The building authorities accepted extension beyond original restrictions but wanted a modern expression, and found common ground with the architects in letting the existing building be preserved as a clear and city-typical shape. Stavanger has also recently been host to the Norwegian Wood project, part of Stavanger 2008 – European City of Culture, and there is reason to believe that the municipal authorities in Stavanger has achieved a more clear and mature architectural policy through the specific focus which that project gave.
The form concept involved a combination of distancing itself from the main building and yet still letting this stand in the middle as the most important element. Furthermore this is emphasised by following the existing roof slopes, the ridge and the cornice as well as the contrasting color.
The large extension to the north contains two small bedrooms at the top, a living room at ground level, and a combined home-cinema-and-exercise room with a classical skylight flushing down the concrete wall in the basement. The two bedrooms are present as up hung objects in the living room, and are reached by a winding staircase connected at the top by a glass platform-and-stairs leading to the roof terrace.The small extension to the south contains bathroom and main entrance.
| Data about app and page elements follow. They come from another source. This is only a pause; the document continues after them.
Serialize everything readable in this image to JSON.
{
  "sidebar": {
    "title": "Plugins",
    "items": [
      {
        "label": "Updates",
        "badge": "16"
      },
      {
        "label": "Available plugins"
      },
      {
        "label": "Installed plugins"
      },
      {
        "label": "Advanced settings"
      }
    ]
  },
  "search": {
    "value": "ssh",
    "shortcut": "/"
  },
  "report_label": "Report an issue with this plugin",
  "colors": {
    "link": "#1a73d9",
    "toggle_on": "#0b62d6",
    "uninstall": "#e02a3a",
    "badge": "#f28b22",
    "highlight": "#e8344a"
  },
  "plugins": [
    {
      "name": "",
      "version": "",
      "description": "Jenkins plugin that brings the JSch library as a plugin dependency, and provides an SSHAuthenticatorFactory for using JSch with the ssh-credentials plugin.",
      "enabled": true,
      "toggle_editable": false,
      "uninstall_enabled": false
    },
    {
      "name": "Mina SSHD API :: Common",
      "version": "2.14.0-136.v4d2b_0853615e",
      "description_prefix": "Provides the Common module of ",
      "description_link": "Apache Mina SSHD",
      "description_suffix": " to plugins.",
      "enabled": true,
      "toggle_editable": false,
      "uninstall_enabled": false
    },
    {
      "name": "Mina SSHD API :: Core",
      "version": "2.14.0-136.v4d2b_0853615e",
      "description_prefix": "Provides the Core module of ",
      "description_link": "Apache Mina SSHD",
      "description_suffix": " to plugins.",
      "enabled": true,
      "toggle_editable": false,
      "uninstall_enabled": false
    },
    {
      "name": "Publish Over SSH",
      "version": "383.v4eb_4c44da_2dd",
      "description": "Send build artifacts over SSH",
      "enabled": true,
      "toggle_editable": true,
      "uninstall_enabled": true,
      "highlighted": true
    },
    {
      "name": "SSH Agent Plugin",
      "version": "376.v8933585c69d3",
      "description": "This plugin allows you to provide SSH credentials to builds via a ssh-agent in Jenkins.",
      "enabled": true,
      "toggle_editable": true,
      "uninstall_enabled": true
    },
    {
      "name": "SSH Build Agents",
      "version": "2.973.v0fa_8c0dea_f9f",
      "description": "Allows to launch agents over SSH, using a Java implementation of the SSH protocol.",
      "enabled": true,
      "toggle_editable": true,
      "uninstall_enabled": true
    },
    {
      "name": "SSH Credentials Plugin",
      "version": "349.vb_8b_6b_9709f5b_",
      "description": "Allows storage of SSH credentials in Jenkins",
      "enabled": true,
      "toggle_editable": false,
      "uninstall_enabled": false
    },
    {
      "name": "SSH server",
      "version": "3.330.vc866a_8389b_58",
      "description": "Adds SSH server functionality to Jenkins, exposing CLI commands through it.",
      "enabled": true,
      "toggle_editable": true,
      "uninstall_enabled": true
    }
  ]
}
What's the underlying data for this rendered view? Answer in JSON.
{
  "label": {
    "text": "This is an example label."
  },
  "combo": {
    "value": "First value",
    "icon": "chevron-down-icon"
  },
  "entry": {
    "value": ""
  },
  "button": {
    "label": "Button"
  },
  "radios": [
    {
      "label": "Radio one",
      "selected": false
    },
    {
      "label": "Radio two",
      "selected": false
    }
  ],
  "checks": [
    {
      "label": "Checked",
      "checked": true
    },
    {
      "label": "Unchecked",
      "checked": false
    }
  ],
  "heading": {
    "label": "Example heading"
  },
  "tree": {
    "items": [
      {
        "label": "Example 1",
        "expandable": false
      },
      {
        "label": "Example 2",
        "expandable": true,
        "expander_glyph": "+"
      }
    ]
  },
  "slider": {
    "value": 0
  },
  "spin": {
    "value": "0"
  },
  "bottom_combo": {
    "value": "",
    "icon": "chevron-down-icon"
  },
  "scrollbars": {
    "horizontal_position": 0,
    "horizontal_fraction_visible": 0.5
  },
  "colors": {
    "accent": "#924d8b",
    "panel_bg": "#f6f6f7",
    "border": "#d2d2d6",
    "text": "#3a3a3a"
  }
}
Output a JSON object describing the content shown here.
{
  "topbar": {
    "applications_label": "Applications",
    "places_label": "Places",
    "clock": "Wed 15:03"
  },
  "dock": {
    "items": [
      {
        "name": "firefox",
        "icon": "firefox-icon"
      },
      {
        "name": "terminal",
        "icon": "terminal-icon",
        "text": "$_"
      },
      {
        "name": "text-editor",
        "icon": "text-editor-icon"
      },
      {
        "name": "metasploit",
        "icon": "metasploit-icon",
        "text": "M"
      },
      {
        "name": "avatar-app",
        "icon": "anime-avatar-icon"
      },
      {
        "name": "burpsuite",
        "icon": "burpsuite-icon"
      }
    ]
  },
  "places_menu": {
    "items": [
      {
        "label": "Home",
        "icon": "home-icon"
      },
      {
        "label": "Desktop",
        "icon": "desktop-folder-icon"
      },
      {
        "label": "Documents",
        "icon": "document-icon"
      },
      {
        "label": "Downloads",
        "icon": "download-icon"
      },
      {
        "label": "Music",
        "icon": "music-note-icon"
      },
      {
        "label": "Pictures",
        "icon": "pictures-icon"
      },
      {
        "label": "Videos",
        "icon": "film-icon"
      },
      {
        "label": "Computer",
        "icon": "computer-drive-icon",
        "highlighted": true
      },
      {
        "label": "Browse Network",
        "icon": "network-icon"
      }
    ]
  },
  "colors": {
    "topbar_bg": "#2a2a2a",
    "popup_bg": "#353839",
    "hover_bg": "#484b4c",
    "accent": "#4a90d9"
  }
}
Between the main body and large extension there is a roof terrace where the dark paint is given the slightest of warm pigment, letting this place be a bit friendlier.
Location: Stavanger, Norway
Type: Houses – Residential
Area: 110 sqm
Architects: Rever & Drage Architects
Design team: Tom Auger, Martin Beverfjord, Eirik Lilledrange
Photo: Tom Auger